* TASK ITEM:
Restate the entries word for word, leaving nothing out.

* DATA UNDER STUDY:
◆ ◆ ◆ ◆ ◆
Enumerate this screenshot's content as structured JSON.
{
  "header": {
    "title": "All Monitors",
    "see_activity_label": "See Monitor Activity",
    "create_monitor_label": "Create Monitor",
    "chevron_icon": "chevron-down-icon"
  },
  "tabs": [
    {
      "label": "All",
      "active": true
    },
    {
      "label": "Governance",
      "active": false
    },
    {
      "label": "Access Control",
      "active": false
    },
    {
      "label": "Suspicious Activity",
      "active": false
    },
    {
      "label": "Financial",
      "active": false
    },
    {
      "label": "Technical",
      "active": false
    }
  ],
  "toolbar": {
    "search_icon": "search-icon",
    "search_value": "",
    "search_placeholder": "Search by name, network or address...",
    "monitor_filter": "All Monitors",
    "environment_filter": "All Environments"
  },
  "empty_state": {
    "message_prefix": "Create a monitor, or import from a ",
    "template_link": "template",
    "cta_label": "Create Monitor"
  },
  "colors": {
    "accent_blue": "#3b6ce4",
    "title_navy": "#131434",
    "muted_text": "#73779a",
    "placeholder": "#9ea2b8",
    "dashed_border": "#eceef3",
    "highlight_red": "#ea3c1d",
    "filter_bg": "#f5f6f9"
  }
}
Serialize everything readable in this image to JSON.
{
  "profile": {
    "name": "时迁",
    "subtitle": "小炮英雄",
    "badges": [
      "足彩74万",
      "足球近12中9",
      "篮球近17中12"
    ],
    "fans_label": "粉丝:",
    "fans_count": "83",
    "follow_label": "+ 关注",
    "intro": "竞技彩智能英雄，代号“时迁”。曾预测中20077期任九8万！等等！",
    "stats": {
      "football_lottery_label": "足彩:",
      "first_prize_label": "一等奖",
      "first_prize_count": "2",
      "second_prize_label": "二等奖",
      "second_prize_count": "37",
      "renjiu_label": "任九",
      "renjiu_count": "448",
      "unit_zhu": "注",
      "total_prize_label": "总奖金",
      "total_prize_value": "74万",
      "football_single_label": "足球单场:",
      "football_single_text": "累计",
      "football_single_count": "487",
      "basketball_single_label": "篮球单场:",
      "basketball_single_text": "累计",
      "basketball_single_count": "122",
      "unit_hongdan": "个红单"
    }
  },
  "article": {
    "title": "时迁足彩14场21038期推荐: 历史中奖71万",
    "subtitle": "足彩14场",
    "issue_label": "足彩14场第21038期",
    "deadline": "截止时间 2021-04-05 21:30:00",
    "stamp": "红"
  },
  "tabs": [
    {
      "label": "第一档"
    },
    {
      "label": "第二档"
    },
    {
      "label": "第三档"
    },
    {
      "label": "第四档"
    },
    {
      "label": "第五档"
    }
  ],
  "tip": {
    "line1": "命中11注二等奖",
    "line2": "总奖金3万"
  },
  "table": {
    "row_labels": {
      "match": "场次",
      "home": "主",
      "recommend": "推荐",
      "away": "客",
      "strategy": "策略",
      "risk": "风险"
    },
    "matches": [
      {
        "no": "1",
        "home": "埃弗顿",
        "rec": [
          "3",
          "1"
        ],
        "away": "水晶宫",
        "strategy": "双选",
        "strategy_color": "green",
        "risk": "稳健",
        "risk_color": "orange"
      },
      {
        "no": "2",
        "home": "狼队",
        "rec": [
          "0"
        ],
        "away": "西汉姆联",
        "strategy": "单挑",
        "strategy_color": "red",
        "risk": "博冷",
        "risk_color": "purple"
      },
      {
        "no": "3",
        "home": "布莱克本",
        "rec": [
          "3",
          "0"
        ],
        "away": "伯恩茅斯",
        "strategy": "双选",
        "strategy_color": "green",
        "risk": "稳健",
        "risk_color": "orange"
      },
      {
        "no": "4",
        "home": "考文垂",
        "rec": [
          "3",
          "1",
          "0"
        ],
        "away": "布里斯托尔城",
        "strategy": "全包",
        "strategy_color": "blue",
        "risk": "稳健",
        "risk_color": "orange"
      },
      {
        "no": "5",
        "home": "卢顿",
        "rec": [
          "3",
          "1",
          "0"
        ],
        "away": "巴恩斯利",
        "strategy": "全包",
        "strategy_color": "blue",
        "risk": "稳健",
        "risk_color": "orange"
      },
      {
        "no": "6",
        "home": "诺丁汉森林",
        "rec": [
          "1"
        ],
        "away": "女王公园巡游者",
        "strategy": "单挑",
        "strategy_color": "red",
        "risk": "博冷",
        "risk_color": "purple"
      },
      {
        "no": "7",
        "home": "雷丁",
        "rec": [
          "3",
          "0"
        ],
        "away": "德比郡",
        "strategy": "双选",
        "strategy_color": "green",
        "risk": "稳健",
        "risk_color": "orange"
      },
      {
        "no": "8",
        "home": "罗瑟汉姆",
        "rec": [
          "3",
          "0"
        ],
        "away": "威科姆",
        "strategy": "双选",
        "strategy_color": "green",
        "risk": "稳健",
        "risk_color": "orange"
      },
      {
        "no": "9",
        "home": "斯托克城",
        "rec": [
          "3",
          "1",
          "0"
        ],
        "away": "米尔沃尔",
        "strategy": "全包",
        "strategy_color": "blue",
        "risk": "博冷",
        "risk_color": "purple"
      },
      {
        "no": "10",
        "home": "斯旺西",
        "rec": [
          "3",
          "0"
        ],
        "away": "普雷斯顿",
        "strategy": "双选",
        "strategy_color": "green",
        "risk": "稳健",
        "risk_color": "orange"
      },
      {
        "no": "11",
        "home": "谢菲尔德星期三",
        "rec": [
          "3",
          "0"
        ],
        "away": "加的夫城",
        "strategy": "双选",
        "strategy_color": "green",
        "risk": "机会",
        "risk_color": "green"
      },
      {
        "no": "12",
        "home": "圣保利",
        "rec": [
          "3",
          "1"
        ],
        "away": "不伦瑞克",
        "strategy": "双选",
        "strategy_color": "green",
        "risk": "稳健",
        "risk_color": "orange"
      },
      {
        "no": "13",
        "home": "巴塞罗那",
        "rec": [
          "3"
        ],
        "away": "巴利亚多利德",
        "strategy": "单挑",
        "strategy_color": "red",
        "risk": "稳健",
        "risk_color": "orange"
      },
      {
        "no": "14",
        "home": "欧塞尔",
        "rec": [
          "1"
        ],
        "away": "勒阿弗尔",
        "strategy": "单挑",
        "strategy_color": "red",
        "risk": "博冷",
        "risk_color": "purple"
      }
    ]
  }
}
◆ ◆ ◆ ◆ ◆
* EXERCISE RESULT:
Enumerate this screenshot's content as structured JSON.
{
  "header": {
    "title": "All Monitors",
    "see_activity_label": "See Monitor Activity",
    "create_monitor_label": "Create Monitor",
    "chevron_icon": "chevron-down-icon"
  },
  "tabs": [
    {
      "label": "All",
      "active": true
    },
    {
      "label": "Governance",
      "active": false
    },
    {
      "label": "Access Control",
      "active": false
    },
    {
      "label": "Suspicious Activity",
      "active": false
    },
    {
      "label": "Financial",
      "active": false
    },
    {
      "label": "Technical",
      "active": false
    }
  ],
  "toolbar": {
    "search_icon": "search-icon",
    "search_value": "",
    "search_placeholder": "Search by name, network or address...",
    "monitor_filter": "All Monitors",
    "environment_filter": "All Environments"
  },
  "empty_state": {
    "message_prefix": "Create a monitor, or import from a ",
    "template_link": "template",
    "cta_label": "Create Monitor"
  },
  "colors": {
    "accent_blue": "#3b6ce4",
    "title_navy": "#131434",
    "muted_text": "#73779a",
    "placeholder": "#9ea2b8",
    "dashed_border": "#eceef3",
    "highlight_red": "#ea3c1d",
    "filter_bg": "#f5f6f9"
  }
}
Serialize everything readable in this image to JSON.
{
  "profile": {
    "name": "时迁",
    "subtitle": "小炮英雄",
    "badges": [
      "足彩74万",
      "足球近12中9",
      "篮球近17中12"
    ],
    "fans_label": "粉丝:",
    "fans_count": "83",
    "follow_label": "+ 关注",
    "intro": "竞技彩智能英雄，代号“时迁”。曾预测中20077期任九8万！等等！",
    "stats": {
      "football_lottery_label": "足彩:",
      "first_prize_label": "一等奖",
      "first_prize_count": "2",
      "second_prize_label": "二等奖",
      "second_prize_count": "37",
      "renjiu_label": "任九",
      "renjiu_count": "448",
      "unit_zhu": "注",
      "total_prize_label": "总奖金",
      "total_prize_value": "74万",
      "football_single_label": "足球单场:",
      "football_single_text": "累计",
      "football_single_count": "487",
      "basketball_single_label": "篮球单场:",
      "basketball_single_text": "累计",
      "basketball_single_count": "122",
      "unit_hongdan": "个红单"
    }
  },
  "article": {
    "title": "时迁足彩14场21038期推荐: 历史中奖71万",
    "subtitle": "足彩14场",
    "issue_label": "足彩14场第21038期",
    "deadline": "截止时间 2021-04-05 21:30:00",
    "stamp": "红"
  },
  "tabs": [
    {
      "label": "第一档"
    },
    {
      "label": "第二档"
    },
    {
      "label": "第三档"
    },
    {
      "label": "第四档"
    },
    {
      "label": "第五档"
    }
  ],
  "tip": {
    "line1": "命中11注二等奖",
    "line2": "总奖金3万"
  },
  "table": {
    "row_labels": {
      "match": "场次",
      "home": "主",
      "recommend": "推荐",
      "away": "客",
      "strategy": "策略",
      "risk": "风险"
    },
    "matches": [
      {
        "no": "1",
        "home": "埃弗顿",
        "rec": [
          "3",
          "1"
        ],
        "away": "水晶宫",
        "strategy": "双选",
        "strategy_color": "green",
        "risk": "稳健",
        "risk_color": "orange"
      },
      {
        "no": "2",
        "home": "狼队",
        "rec": [
          "0"
        ],
        "away": "西汉姆联",
        "strategy": "单挑",
        "strategy_color": "red",
        "risk": "博冷",
        "risk_color": "purple"
      },
      {
        "no": "3",
        "home": "布莱克本",
        "rec": [
          "3",
          "0"
        ],
        "away": "伯恩茅斯",
        "strategy": "双选",
        "strategy_color": "green",
        "risk": "稳健",
        "risk_color": "orange"
      },
      {
        "no": "4",
        "home": "考文垂",
        "rec": [
          "3",
          "1",
          "0"
        ],
        "away": "布里斯托尔城",
        "strategy": "全包",
        "strategy_color": "blue",
        "risk": "稳健",
        "risk_color": "orange"
      },
      {
        "no": "5",
        "home": "卢顿",
        "rec": [
          "3",
          "1",
          "0"
        ],
        "away": "巴恩斯利",
        "strategy": "全包",
        "strategy_color": "blue",
        "risk": "稳健",
        "risk_color": "orange"
      },
      {
        "no": "6",
        "home": "诺丁汉森林",
        "rec": [
          "1"
        ],
        "away": "女王公园巡游者",
        "strategy": "单挑",
        "strategy_color": "red",
        "risk": "博冷",
        "risk_color": "purple"
      },
      {
        "no": "7",
        "home": "雷丁",
        "rec": [
          "3",
          "0"
        ],
        "away": "德比郡",
        "strategy": "双选",
        "strategy_color": "green",
        "risk": "稳健",
        "risk_color": "orange"
      },
      {
        "no": "8",
        "home": "罗瑟汉姆",
        "rec": [
          "3",
          "0"
        ],
        "away": "威科姆",
        "strategy": "双选",
        "strategy_color": "green",
        "risk": "稳健",
        "risk_color": "orange"
      },
      {
        "no": "9",
        "home": "斯托克城",
        "rec": [
          "3",
          "1",
          "0"
        ],
        "away": "米尔沃尔",
        "strategy": "全包",
        "strategy_color": "blue",
        "risk": "博冷",
        "risk_color": "purple"
      },
      {
        "no": "10",
        "home": "斯旺西",
        "rec": [
          "3",
          "0"
        ],
        "away": "普雷斯顿",
        "strategy": "双选",
        "strategy_color": "green",
        "risk": "稳健",
        "risk_color": "orange"
      },
      {
        "no": "11",
        "home": "谢菲尔德星期三",
        "rec": [
          "3",
          "0"
        ],
        "away": "加的夫城",
        "strategy": "双选",
        "strategy_color": "green",
        "risk": "机会",
        "risk_color": "green"
      },
      {
        "no": "12",
        "home": "圣保利",
        "rec": [
          "3",
          "1"
        ],
        "away": "不伦瑞克",
        "strategy": "双选",
        "strategy_color": "green",
        "risk": "稳健",
        "risk_color": "orange"
      },
      {
        "no": "13",
        "home": "巴塞罗那",
        "rec": [
          "3"
        ],
        "away": "巴利亚多利德",
        "strategy": "单挑",
        "strategy_color": "red",
        "risk": "稳健",
        "risk_color": "orange"
      },
      {
        "no": "14",
        "home": "欧塞尔",
        "rec": [
          "1"
        ],
        "away": "勒阿弗尔",
        "strategy": "单挑",
        "strategy_color": "red",
        "risk": "博冷",
        "risk_color": "purple"
      }
    ]
  }
}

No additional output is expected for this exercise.